• Work instruction: Retype the records word for word. Skip every image.

----------------------------------------

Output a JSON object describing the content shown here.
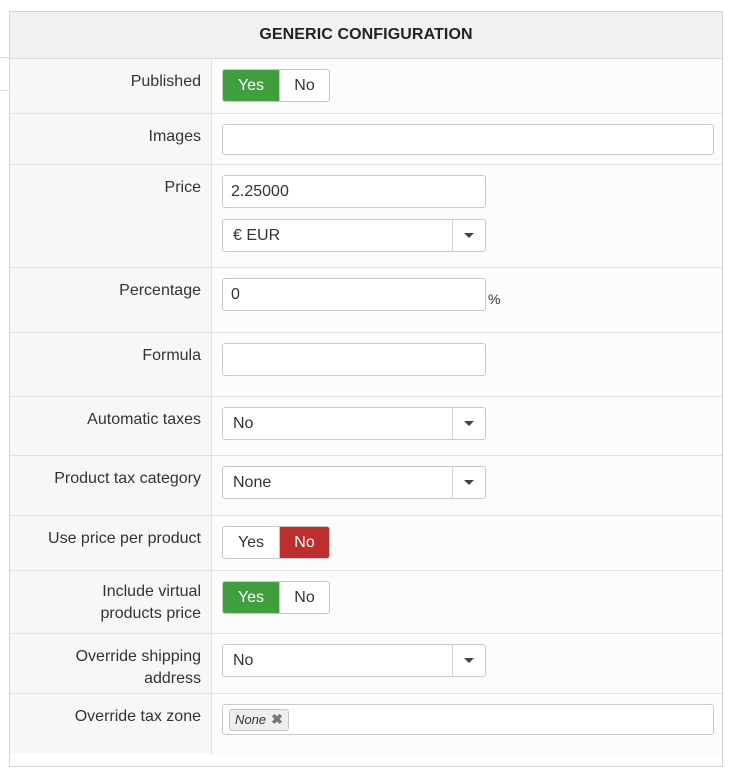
{
  "panel": {
    "title": "GENERIC CONFIGURATION"
  },
  "fields": {
    "published": {
      "label": "Published",
      "yes": "Yes",
      "no": "No",
      "value": "Yes"
    },
    "images": {
      "label": "Images",
      "value": ""
    },
    "price": {
      "label": "Price",
      "value": "2.25000",
      "currency": "€ EUR"
    },
    "percentage": {
      "label": "Percentage",
      "value": "0",
      "unit": "%"
    },
    "formula": {
      "label": "Formula",
      "value": ""
    },
    "automatic_taxes": {
      "label": "Automatic taxes",
      "value": "No"
    },
    "product_tax_category": {
      "label": "Product tax category",
      "value": "None"
    },
    "use_price_per_product": {
      "label": "Use price per product",
      "yes": "Yes",
      "no": "No",
      "value": "No"
    },
    "include_virtual": {
      "label_line1": "Include virtual",
      "label_line2": "products price",
      "yes": "Yes",
      "no": "No",
      "value": "Yes"
    },
    "override_shipping": {
      "label": "Override shipping address",
      "value": "No"
    },
    "override_tax_zone": {
      "label": "Override tax zone",
      "tag": "None"
    }
  },
  "colors": {
    "toggle_yes": "#3f9f3f",
    "toggle_no": "#bd2f2c",
    "header_bg": "#f1f1f1",
    "label_bg": "#f7f7f7"
  },
  "icons": {
    "select_caret": "caret-down-icon",
    "tag_remove": "close-icon"
  }
}
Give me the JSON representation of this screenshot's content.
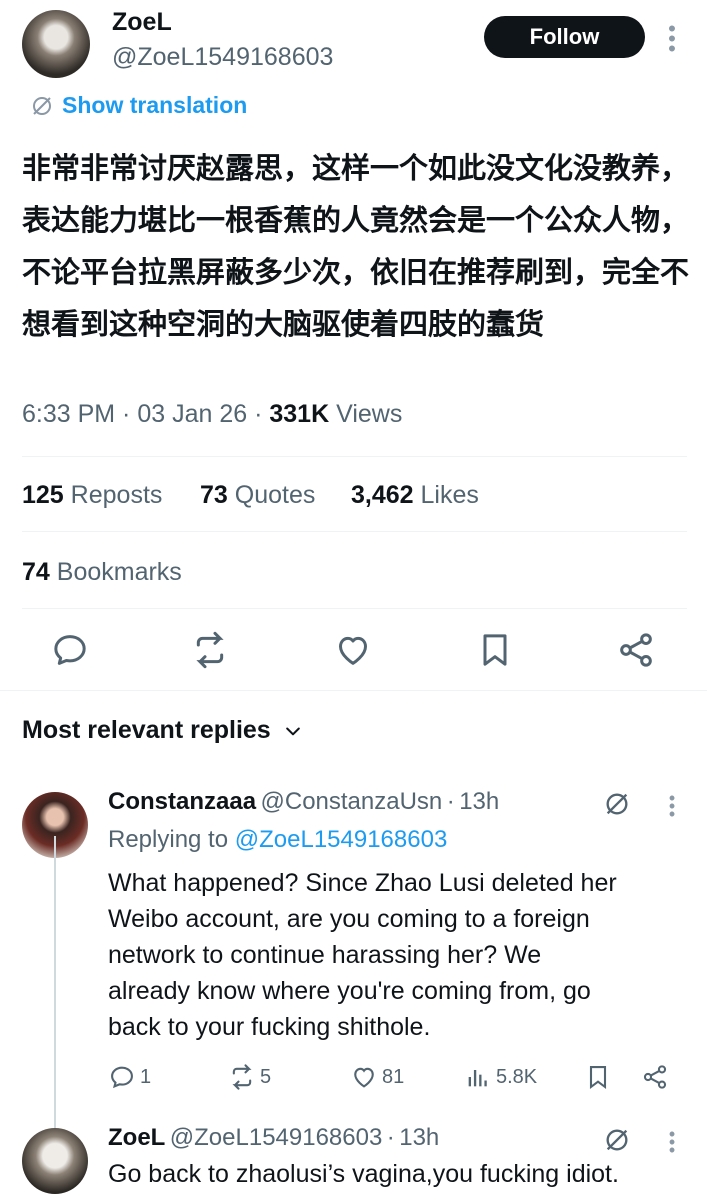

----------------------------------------

• Answer box:
Output a JSON object describing the content shown here.
{
  "panel": {
    "title": "GENERIC CONFIGURATION"
  },
  "fields": {
    "published": {
      "label": "Published",
      "yes": "Yes",
      "no": "No",
      "value": "Yes"
    },
    "images": {
      "label": "Images",
      "value": ""
    },
    "price": {
      "label": "Price",
      "value": "2.25000",
      "currency": "€ EUR"
    },
    "percentage": {
      "label": "Percentage",
      "value": "0",
      "unit": "%"
    },
    "formula": {
      "label": "Formula",
      "value": ""
    },
    "automatic_taxes": {
      "label": "Automatic taxes",
      "value": "No"
    },
    "product_tax_category": {
      "label": "Product tax category",
      "value": "None"
    },
    "use_price_per_product": {
      "label": "Use price per product",
      "yes": "Yes",
      "no": "No",
      "value": "No"
    },
    "include_virtual": {
      "label_line1": "Include virtual",
      "label_line2": "products price",
      "yes": "Yes",
      "no": "No",
      "value": "Yes"
    },
    "override_shipping": {
      "label": "Override shipping address",
      "value": "No"
    },
    "override_tax_zone": {
      "label": "Override tax zone",
      "tag": "None"
    }
  },
  "colors": {
    "toggle_yes": "#3f9f3f",
    "toggle_no": "#bd2f2c",
    "header_bg": "#f1f1f1",
    "label_bg": "#f7f7f7"
  },
  "icons": {
    "select_caret": "caret-down-icon",
    "tag_remove": "close-icon"
  }
}
Give me the JSON representation of this screenshot's content.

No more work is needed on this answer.